Last Friday, we returned to our future apartment to sign the papers and meet the owners. This is when the real beauty of the house—it is hard to write “apartment” when it is larger than our house back home—revealed itself. In the doctor’s formal consultorio, which shares the first floor of the building, we met not only the doctor, but his wife and son, also a doctor, as well as his daughter and two of his granddaughters, one three and the other four.
While the men talked over the contract, the señora and I took Avery and the two little girls next door to run around in the empty house. And run they did. Back and forth across the tiled living room, through the swinging kitchen doors, out onto the patio where they checked out the mossy fountain, and then, when they managed to get away upstairs (wide, wood stairs with a 180º landing half-way to break a toddler’s fall), they played hide-and-seek in the built-in closets, their shrieks and giggles echoing in the all-but empty, freshly painted rooms.
“Don’t worry,” the girls’ mother told me in Spanish when she joined us. “There’s nothing up there that can hurt them.” She had been raised in that house herself.
The way I saw it, there were three generations handing off the house to us.
But ceremony was not the extent of the generosity of the event. In fact, the rooms were not altogether empty because the señora had bought beds for us. And she was stocking the kitchen with pans, utensils, drinking glasses, silverware, even a licuadora for blending fruit into juices, from her home or purchased just for us.
Then still more furniture arrived, and a new refrigerator besides, and it wasn’t bottom-rack Wal-Mart stock (yes, Morelia has a Wal-Mart), but lovely coffee-colored oiled wood: a dining room table for six, and an entire living room set–couch, love seat, chair, table, and “chiffoniere”–carved with calla lily motifs.
So I stand humbled by how easy this process has been, by how beautiful the apartment is, and by the doctor and his family’s generosity and hospitality.
I’m not even quite sure how to say thank you, sufficiently, for a gesture that was made so out-of-hand to strangers.

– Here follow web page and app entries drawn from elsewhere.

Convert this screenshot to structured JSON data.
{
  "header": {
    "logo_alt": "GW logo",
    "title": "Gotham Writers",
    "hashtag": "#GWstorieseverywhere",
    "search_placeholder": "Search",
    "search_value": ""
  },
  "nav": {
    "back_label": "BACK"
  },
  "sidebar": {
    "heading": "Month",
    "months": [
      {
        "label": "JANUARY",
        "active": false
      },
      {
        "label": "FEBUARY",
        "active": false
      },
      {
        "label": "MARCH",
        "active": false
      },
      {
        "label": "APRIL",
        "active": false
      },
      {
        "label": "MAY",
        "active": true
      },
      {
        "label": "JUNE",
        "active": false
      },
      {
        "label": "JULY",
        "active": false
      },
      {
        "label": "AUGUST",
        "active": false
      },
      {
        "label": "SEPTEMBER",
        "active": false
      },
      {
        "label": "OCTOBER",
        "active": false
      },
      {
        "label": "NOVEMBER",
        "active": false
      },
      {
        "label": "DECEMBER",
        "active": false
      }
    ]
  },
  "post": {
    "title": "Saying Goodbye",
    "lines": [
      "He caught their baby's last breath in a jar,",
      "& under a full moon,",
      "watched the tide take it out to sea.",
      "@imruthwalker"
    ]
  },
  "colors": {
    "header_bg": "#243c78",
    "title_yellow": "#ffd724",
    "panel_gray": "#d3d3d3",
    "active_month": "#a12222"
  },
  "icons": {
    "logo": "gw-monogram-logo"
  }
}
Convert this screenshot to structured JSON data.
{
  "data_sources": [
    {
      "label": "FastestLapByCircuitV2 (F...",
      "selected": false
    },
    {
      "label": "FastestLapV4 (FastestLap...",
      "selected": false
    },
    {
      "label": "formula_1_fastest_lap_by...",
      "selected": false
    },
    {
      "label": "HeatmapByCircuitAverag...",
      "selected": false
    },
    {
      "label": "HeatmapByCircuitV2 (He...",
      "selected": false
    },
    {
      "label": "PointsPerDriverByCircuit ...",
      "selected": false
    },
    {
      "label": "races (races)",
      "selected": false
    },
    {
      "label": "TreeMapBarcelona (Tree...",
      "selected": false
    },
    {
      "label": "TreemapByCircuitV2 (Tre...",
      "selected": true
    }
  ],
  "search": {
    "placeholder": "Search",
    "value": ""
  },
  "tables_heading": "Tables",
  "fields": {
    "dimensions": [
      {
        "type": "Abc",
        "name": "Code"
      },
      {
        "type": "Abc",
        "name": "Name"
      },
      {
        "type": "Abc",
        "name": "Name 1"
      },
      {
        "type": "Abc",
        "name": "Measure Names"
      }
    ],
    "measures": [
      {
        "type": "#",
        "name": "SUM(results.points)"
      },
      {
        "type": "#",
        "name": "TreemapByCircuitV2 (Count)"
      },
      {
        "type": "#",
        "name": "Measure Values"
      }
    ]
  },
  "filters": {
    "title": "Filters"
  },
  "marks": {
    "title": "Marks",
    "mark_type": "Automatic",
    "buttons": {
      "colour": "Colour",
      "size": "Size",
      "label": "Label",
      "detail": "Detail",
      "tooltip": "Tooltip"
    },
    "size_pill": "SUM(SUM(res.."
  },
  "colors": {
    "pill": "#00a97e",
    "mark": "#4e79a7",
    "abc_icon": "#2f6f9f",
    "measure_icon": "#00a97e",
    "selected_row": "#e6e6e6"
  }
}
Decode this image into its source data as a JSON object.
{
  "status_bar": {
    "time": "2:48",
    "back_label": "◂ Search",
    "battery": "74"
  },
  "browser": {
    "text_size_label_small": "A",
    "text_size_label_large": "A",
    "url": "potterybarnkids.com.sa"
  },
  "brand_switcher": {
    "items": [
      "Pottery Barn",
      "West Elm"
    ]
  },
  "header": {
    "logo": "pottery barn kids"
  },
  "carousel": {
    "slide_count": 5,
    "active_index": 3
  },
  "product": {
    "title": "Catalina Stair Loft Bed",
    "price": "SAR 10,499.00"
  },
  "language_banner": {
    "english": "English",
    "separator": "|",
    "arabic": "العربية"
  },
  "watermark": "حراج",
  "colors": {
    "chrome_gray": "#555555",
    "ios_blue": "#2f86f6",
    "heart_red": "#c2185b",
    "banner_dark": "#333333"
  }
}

And I stand abashed. I know that if the doctor’s charming family immigrated to my country, they would not feel the way that I do now.